Transgenic plants are plants that have been genetically engineered, a breeding approach that uses recombinant DNA techniques to create plants with new characteristics. They are identified as a class of genetically modified organism (GMO).
In recent years, phytoremediation technology has gained attention as an ecological remediation tool for contaminated soil and water. Plants can be grown autotrophically, so that making the phytoremediation technology is a suitable strategy for the continuous remediation and maintenance of widely contaminated areas. There have been many reports of phytoremediation using transgenic plants.
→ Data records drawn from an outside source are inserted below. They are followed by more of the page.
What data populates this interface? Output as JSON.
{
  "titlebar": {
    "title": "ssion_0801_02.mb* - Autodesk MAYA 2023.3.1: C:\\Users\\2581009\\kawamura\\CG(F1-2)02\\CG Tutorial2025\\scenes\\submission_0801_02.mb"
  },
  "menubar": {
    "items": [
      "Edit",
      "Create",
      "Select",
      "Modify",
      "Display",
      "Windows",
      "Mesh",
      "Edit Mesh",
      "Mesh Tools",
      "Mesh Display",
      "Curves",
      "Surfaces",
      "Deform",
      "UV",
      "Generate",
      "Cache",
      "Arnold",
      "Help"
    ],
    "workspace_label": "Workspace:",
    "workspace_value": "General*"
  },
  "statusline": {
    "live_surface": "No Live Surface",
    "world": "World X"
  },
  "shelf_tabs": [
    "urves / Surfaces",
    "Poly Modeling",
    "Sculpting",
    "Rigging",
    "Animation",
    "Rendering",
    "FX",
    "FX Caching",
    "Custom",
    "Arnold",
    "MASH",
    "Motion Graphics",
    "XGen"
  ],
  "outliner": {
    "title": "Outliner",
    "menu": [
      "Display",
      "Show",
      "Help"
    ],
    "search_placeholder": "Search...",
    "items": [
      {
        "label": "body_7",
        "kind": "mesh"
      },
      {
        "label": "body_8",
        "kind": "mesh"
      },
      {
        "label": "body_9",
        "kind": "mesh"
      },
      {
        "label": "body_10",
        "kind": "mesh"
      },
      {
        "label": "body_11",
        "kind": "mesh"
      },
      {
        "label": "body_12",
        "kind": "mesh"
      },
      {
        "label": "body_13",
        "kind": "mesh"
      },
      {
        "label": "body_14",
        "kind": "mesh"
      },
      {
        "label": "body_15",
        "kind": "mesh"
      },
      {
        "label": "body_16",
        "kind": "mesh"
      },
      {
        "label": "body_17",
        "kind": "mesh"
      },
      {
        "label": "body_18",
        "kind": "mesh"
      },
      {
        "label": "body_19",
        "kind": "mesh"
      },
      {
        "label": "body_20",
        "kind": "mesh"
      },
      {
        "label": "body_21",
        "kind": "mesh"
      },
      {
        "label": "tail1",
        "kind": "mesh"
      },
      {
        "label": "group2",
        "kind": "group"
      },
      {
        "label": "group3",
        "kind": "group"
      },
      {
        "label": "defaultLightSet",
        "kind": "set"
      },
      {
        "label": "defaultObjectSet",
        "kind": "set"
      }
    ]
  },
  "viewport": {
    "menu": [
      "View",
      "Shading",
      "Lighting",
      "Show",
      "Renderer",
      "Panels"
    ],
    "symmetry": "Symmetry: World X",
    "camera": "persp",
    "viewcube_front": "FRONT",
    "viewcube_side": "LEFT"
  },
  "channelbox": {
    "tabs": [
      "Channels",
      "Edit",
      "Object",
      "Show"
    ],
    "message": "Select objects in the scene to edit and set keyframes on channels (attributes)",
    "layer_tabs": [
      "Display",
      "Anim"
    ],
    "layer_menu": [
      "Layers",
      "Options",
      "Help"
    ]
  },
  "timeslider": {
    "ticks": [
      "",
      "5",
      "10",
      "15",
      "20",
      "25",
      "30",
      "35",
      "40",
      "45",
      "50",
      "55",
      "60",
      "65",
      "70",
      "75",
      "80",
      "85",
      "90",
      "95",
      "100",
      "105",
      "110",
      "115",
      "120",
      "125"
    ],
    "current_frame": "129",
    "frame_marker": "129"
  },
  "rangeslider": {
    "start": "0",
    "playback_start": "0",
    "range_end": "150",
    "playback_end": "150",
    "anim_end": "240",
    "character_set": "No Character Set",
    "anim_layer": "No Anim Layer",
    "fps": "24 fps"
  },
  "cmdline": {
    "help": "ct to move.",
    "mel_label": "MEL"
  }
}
Transgenic plants that overexpress mercury-resistance genes have been found to be highly resistant to organic mercury and are effective for degradation. In addition, glutathione-S-transferase- and cytochrome P-450-expressing transgenic plants have elevated resistance to pesticides. Introducing bacterial genes, which encode enzymes involved in the degradation of poly-chlorinated biphenyl (PCB), into plants has shown potential for effective PCB removal. Some reports have shown previously that manganese peroxidase and laccase-expressing transgenic tobaccos are able to effectively remove environmental pollutants such as BPA and pentachlorophenol. Appropriately engineered plants have great potential as tools for the remediation of contaminated soil and water.
Last date updated on July, 2014